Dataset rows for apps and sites
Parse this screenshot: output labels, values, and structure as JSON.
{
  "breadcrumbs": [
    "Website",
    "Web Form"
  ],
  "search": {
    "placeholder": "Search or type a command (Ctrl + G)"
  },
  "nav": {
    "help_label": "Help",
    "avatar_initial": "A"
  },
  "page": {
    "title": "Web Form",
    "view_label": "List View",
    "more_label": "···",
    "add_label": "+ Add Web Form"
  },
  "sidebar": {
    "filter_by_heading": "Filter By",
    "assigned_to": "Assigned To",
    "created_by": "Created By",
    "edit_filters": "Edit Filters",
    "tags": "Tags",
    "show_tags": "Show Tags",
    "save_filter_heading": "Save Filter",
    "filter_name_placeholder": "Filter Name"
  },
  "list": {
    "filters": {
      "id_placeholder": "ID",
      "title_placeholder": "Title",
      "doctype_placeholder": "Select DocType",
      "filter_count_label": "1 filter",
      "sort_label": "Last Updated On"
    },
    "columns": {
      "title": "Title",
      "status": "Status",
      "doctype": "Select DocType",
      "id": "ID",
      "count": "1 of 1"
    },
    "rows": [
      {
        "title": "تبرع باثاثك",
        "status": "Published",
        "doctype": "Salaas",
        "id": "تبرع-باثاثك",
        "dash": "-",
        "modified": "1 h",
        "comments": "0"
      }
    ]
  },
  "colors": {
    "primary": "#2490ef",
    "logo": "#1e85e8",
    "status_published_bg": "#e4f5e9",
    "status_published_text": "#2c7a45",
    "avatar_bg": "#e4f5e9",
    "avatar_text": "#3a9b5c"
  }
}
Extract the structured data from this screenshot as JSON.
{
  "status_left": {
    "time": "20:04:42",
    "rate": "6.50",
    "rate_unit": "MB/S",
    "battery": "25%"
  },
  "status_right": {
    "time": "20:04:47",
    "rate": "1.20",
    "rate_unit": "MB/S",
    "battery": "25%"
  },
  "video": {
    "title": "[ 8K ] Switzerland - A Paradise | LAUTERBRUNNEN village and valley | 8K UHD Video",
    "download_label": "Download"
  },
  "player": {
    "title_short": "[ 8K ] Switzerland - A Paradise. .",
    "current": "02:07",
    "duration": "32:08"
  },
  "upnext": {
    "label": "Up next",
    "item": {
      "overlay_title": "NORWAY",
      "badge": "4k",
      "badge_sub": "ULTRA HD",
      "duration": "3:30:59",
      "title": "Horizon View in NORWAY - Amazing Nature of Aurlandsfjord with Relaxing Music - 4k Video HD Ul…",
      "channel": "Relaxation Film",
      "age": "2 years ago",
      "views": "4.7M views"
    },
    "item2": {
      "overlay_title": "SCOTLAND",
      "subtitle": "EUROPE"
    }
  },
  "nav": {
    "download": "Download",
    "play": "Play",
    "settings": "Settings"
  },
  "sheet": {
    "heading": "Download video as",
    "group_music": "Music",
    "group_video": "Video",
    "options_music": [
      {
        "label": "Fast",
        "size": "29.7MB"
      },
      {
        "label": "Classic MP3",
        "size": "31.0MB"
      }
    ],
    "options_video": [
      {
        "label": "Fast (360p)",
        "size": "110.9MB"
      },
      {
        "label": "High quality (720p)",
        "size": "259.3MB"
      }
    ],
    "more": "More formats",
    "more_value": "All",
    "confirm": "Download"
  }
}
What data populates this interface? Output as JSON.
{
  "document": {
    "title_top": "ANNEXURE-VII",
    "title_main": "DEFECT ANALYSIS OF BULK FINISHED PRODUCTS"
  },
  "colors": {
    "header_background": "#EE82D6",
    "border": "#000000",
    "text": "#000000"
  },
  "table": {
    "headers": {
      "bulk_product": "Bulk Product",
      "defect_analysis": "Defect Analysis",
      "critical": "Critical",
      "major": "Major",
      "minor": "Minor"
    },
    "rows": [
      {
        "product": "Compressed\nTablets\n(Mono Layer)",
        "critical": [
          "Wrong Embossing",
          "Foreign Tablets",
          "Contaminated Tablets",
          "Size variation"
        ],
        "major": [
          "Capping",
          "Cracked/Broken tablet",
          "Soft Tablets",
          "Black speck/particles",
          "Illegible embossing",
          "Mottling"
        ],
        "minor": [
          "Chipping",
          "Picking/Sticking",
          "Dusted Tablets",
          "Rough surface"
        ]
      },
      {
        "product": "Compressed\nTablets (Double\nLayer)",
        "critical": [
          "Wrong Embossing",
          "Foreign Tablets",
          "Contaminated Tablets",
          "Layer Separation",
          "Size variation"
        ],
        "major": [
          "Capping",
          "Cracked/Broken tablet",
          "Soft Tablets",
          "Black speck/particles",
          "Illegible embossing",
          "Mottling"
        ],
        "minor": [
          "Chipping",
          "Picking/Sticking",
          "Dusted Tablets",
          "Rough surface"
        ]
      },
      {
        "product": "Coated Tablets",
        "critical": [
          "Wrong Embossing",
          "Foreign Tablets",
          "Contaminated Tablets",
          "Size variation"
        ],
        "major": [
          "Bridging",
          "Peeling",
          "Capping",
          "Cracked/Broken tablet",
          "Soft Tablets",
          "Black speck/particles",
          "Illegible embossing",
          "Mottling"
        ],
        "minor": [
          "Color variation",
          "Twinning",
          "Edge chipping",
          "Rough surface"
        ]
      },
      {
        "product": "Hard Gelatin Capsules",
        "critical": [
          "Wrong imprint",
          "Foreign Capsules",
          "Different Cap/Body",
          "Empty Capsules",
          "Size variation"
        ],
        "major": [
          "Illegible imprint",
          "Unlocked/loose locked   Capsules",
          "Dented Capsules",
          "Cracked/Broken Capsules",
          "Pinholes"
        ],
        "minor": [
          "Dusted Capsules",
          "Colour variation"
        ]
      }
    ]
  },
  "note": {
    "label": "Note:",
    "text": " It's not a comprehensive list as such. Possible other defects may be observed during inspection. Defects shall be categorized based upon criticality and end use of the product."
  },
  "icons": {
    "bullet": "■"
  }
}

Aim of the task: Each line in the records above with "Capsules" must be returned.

Problem solution:
        "product": "Hard Gelatin Capsules",
          "Foreign Capsules",
          "Empty Capsules",
          "Unlocked/loose locked   Capsules",
          "Dented Capsules",
          "Cracked/Broken Capsules",
          "Dusted Capsules",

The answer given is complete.